Fortinet researchers studied the recently appeared open-source cryptor Cryptonite, distributed for free on GitHub.
It turned out that the creator of the malware made a mistake in the code, and the malware did not encrypt, but destroyed the data of the victims.
Let me remind you that we also wrote about FBI Says Cuba Ransomware ‘Made’ $60 Million by Attacking More Than 100 Organizations, as well as Security Experts Secretly Helped Zeppelin Ransomware Victims for Two Years.
Unlike other ransomware, Cryptonite was not sold on the darknet, but was distributed openly: it was published on GitHub by someone under the nickname CYBERDEVILZ (since then, the source code of the malware and its forks have already been removed).

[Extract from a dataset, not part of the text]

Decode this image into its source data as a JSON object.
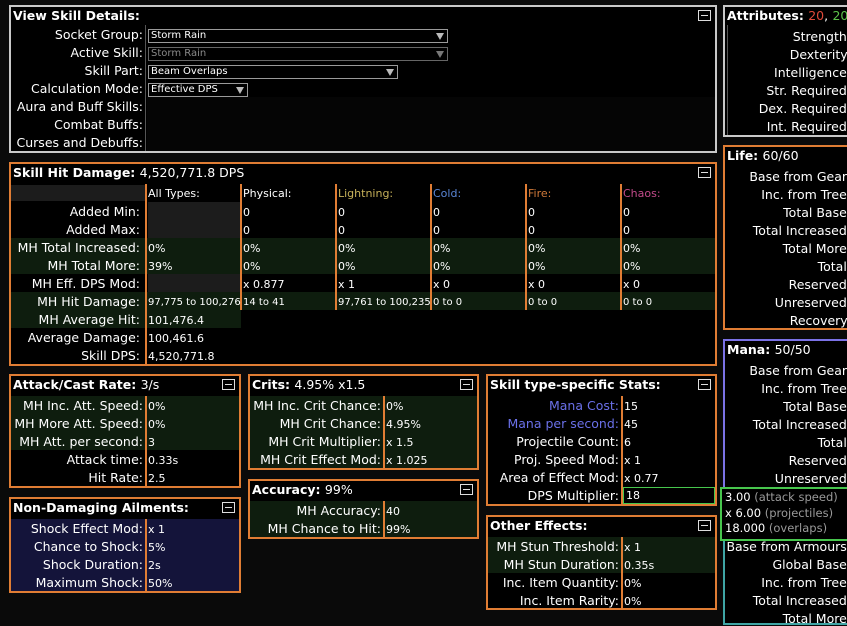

The researchers say that the malware written in Python was extremely simple: it used the Fernet module to encrypt files and replaced their extension with .cryptn8.

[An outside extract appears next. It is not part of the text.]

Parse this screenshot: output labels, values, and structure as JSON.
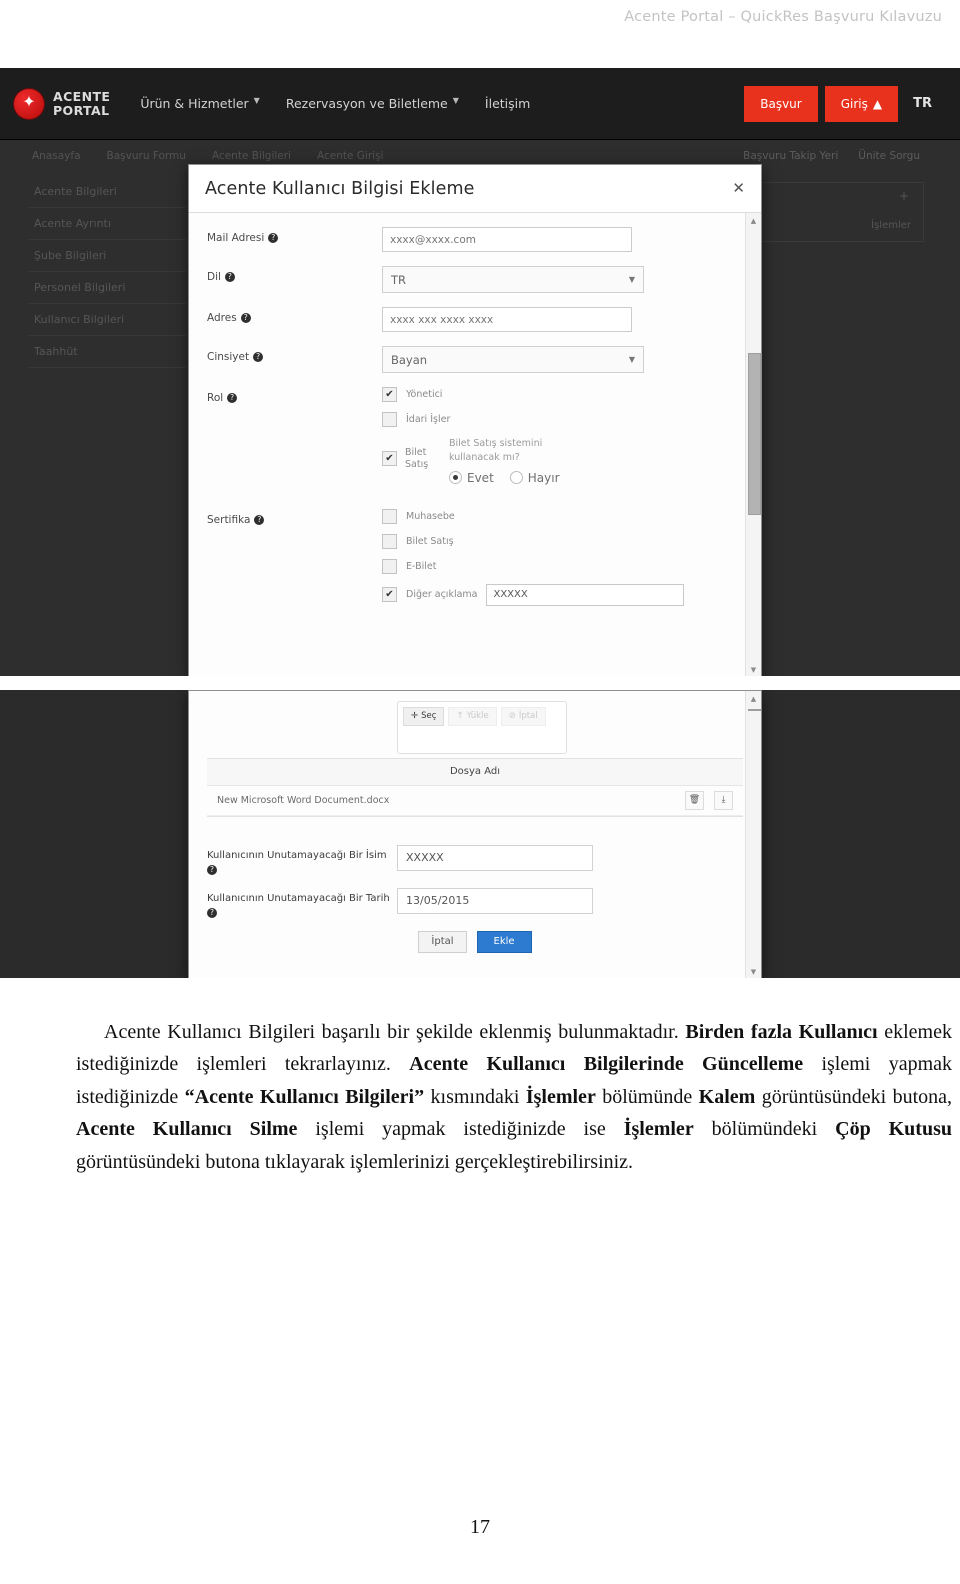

The Cryptonite ransomware sample implements only basic ransomware functionality. The operator can set up a few things such as the exclusion list, server URL, email address, and bitcoin wallet. However, encryption and decryption are very simple and unreliable.
It also doesn’t provide any of the typical (but more sophisticated) ransomware features, such as:
- Removing Windows Shadow Copy
- Unlock files for more thorough exposure
- Defensive evasion (bypass AMSI, disable event logging, etc.)
While this ransomware variant has given newcomers easy access to the cybercriminal business, it is not a serious tool.
However, something went wrong in the latest version of the malware: a sample of Cryptonite studied by experts blocked files beyond recovery, in fact, acting as a wiper.
The researchers say that the destructive behavior of the malware was not intended by its author. Rather, this is due to its low qualification, as errors in the code cause the program to crash when trying to display a ransom note (after the encryption process is completed).
In addition, an error that occurs during the operation of the encryptor leads to the fact that the key used to encrypt files is not transmitted to the malware operator at all. That is, access to the victim’s data is blocked completely and permanently.